[Directions]: Set down the entries once more exactly as they were written.

[Data to examine]:

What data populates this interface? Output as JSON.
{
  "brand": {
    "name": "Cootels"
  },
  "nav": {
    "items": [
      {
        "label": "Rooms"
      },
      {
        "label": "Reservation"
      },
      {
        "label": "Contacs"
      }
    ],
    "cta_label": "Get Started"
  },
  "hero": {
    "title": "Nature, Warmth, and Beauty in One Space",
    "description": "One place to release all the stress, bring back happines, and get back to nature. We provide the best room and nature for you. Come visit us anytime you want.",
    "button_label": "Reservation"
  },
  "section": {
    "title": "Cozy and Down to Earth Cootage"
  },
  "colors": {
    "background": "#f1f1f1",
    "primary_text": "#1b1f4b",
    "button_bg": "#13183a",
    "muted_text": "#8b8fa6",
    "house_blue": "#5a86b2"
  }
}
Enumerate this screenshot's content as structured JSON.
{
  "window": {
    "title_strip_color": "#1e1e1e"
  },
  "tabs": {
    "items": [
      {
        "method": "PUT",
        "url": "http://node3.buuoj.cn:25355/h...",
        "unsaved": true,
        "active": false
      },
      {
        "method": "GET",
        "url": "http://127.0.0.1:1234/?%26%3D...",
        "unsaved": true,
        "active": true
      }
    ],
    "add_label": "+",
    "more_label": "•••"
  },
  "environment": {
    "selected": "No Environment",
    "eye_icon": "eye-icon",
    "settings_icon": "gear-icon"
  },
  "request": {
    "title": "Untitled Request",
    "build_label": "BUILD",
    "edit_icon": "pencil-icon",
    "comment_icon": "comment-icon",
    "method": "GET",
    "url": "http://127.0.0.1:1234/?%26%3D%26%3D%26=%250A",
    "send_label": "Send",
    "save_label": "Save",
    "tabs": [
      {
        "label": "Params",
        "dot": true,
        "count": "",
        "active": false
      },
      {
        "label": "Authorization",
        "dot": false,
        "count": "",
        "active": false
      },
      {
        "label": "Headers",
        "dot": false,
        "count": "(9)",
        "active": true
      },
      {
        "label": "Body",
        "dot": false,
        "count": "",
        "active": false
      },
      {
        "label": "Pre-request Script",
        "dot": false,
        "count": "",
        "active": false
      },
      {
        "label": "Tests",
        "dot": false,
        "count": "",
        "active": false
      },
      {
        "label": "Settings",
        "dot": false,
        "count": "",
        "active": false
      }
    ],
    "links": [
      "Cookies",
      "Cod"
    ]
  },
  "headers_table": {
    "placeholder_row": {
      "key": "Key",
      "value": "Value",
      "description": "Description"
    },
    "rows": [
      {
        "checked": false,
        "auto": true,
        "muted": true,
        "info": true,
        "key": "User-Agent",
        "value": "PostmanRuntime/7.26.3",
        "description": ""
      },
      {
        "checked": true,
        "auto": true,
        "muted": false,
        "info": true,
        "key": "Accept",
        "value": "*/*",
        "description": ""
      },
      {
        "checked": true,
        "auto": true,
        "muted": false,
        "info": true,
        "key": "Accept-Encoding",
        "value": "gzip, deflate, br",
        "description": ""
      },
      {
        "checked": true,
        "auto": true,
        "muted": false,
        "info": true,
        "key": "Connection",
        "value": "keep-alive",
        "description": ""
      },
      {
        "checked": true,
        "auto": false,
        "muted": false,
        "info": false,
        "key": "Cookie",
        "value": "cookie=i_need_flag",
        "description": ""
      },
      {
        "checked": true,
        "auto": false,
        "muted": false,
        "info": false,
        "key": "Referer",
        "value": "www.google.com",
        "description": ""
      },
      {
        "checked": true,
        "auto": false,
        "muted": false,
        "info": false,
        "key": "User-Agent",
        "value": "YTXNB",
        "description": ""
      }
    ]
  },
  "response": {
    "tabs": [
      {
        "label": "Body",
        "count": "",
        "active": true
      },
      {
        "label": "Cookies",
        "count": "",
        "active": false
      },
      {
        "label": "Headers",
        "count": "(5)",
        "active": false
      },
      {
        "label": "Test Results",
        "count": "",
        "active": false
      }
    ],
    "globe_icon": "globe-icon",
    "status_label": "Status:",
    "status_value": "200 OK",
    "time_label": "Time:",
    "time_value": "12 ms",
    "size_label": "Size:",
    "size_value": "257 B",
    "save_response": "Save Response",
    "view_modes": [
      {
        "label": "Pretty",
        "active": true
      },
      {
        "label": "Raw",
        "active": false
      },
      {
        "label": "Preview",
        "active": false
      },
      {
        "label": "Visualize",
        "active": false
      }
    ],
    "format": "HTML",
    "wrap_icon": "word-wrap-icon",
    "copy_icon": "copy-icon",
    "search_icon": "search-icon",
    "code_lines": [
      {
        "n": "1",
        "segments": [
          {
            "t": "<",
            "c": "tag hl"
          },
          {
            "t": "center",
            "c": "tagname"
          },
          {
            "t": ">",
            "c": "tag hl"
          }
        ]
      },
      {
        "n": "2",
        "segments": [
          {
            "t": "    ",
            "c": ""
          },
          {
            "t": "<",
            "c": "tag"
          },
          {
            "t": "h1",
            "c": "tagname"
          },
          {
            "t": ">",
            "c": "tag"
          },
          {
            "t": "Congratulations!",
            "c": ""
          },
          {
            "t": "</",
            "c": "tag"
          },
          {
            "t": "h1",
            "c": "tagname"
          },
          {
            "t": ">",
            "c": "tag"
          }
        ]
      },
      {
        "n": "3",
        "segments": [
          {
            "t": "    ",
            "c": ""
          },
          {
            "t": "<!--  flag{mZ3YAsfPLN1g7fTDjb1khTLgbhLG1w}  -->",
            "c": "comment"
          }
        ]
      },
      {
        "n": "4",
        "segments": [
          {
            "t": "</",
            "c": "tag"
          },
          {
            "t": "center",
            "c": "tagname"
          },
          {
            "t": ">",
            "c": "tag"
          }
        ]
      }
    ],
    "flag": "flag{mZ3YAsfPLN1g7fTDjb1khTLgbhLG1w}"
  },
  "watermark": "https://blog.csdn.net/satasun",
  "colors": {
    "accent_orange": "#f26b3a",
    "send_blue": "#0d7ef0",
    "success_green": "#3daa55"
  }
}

[Response area]:
What data populates this interface? Output as JSON.
{
  "brand": {
    "name": "Cootels"
  },
  "nav": {
    "items": [
      {
        "label": "Rooms"
      },
      {
        "label": "Reservation"
      },
      {
        "label": "Contacs"
      }
    ],
    "cta_label": "Get Started"
  },
  "hero": {
    "title": "Nature, Warmth, and Beauty in One Space",
    "description": "One place to release all the stress, bring back happines, and get back to nature. We provide the best room and nature for you. Come visit us anytime you want.",
    "button_label": "Reservation"
  },
  "section": {
    "title": "Cozy and Down to Earth Cootage"
  },
  "colors": {
    "background": "#f1f1f1",
    "primary_text": "#1b1f4b",
    "button_bg": "#13183a",
    "muted_text": "#8b8fa6",
    "house_blue": "#5a86b2"
  }
}
Enumerate this screenshot's content as structured JSON.
{
  "window": {
    "title_strip_color": "#1e1e1e"
  },
  "tabs": {
    "items": [
      {
        "method": "PUT",
        "url": "http://node3.buuoj.cn:25355/h...",
        "unsaved": true,
        "active": false
      },
      {
        "method": "GET",
        "url": "http://127.0.0.1:1234/?%26%3D...",
        "unsaved": true,
        "active": true
      }
    ],
    "add_label": "+",
    "more_label": "•••"
  },
  "environment": {
    "selected": "No Environment",
    "eye_icon": "eye-icon",
    "settings_icon": "gear-icon"
  },
  "request": {
    "title": "Untitled Request",
    "build_label": "BUILD",
    "edit_icon": "pencil-icon",
    "comment_icon": "comment-icon",
    "method": "GET",
    "url": "http://127.0.0.1:1234/?%26%3D%26%3D%26=%250A",
    "send_label": "Send",
    "save_label": "Save",
    "tabs": [
      {
        "label": "Params",
        "dot": true,
        "count": "",
        "active": false
      },
      {
        "label": "Authorization",
        "dot": false,
        "count": "",
        "active": false
      },
      {
        "label": "Headers",
        "dot": false,
        "count": "(9)",
        "active": true
      },
      {
        "label": "Body",
        "dot": false,
        "count": "",
        "active": false
      },
      {
        "label": "Pre-request Script",
        "dot": false,
        "count": "",
        "active": false
      },
      {
        "label": "Tests",
        "dot": false,
        "count": "",
        "active": false
      },
      {
        "label": "Settings",
        "dot": false,
        "count": "",
        "active": false
      }
    ],
    "links": [
      "Cookies",
      "Cod"
    ]
  },
  "headers_table": {
    "placeholder_row": {
      "key": "Key",
      "value": "Value",
      "description": "Description"
    },
    "rows": [
      {
        "checked": false,
        "auto": true,
        "muted": true,
        "info": true,
        "key": "User-Agent",
        "value": "PostmanRuntime/7.26.3",
        "description": ""
      },
      {
        "checked": true,
        "auto": true,
        "muted": false,
        "info": true,
        "key": "Accept",
        "value": "*/*",
        "description": ""
      },
      {
        "checked": true,
        "auto": true,
        "muted": false,
        "info": true,
        "key": "Accept-Encoding",
        "value": "gzip, deflate, br",
        "description": ""
      },
      {
        "checked": true,
        "auto": true,
        "muted": false,
        "info": true,
        "key": "Connection",
        "value": "keep-alive",
        "description": ""
      },
      {
        "checked": true,
        "auto": false,
        "muted": false,
        "info": false,
        "key": "Cookie",
        "value": "cookie=i_need_flag",
        "description": ""
      },
      {
        "checked": true,
        "auto": false,
        "muted": false,
        "info": false,
        "key": "Referer",
        "value": "www.google.com",
        "description": ""
      },
      {
        "checked": true,
        "auto": false,
        "muted": false,
        "info": false,
        "key": "User-Agent",
        "value": "YTXNB",
        "description": ""
      }
    ]
  },
  "response": {
    "tabs": [
      {
        "label": "Body",
        "count": "",
        "active": true
      },
      {
        "label": "Cookies",
        "count": "",
        "active": false
      },
      {
        "label": "Headers",
        "count": "(5)",
        "active": false
      },
      {
        "label": "Test Results",
        "count": "",
        "active": false
      }
    ],
    "globe_icon": "globe-icon",
    "status_label": "Status:",
    "status_value": "200 OK",
    "time_label": "Time:",
    "time_value": "12 ms",
    "size_label": "Size:",
    "size_value": "257 B",
    "save_response": "Save Response",
    "view_modes": [
      {
        "label": "Pretty",
        "active": true
      },
      {
        "label": "Raw",
        "active": false
      },
      {
        "label": "Preview",
        "active": false
      },
      {
        "label": "Visualize",
        "active": false
      }
    ],
    "format": "HTML",
    "wrap_icon": "word-wrap-icon",
    "copy_icon": "copy-icon",
    "search_icon": "search-icon",
    "code_lines": [
      {
        "n": "1",
        "segments": [
          {
            "t": "<",
            "c": "tag hl"
          },
          {
            "t": "center",
            "c": "tagname"
          },
          {
            "t": ">",
            "c": "tag hl"
          }
        ]
      },
      {
        "n": "2",
        "segments": [
          {
            "t": "    ",
            "c": ""
          },
          {
            "t": "<",
            "c": "tag"
          },
          {
            "t": "h1",
            "c": "tagname"
          },
          {
            "t": ">",
            "c": "tag"
          },
          {
            "t": "Congratulations!",
            "c": ""
          },
          {
            "t": "</",
            "c": "tag"
          },
          {
            "t": "h1",
            "c": "tagname"
          },
          {
            "t": ">",
            "c": "tag"
          }
        ]
      },
      {
        "n": "3",
        "segments": [
          {
            "t": "    ",
            "c": ""
          },
          {
            "t": "<!--  flag{mZ3YAsfPLN1g7fTDjb1khTLgbhLG1w}  -->",
            "c": "comment"
          }
        ]
      },
      {
        "n": "4",
        "segments": [
          {
            "t": "</",
            "c": "tag"
          },
          {
            "t": "center",
            "c": "tagname"
          },
          {
            "t": ">",
            "c": "tag"
          }
        ]
      }
    ],
    "flag": "flag{mZ3YAsfPLN1g7fTDjb1khTLgbhLG1w}"
  },
  "watermark": "https://blog.csdn.net/satasun",
  "colors": {
    "accent_orange": "#f26b3a",
    "send_blue": "#0d7ef0",
    "success_green": "#3daa55"
  }
}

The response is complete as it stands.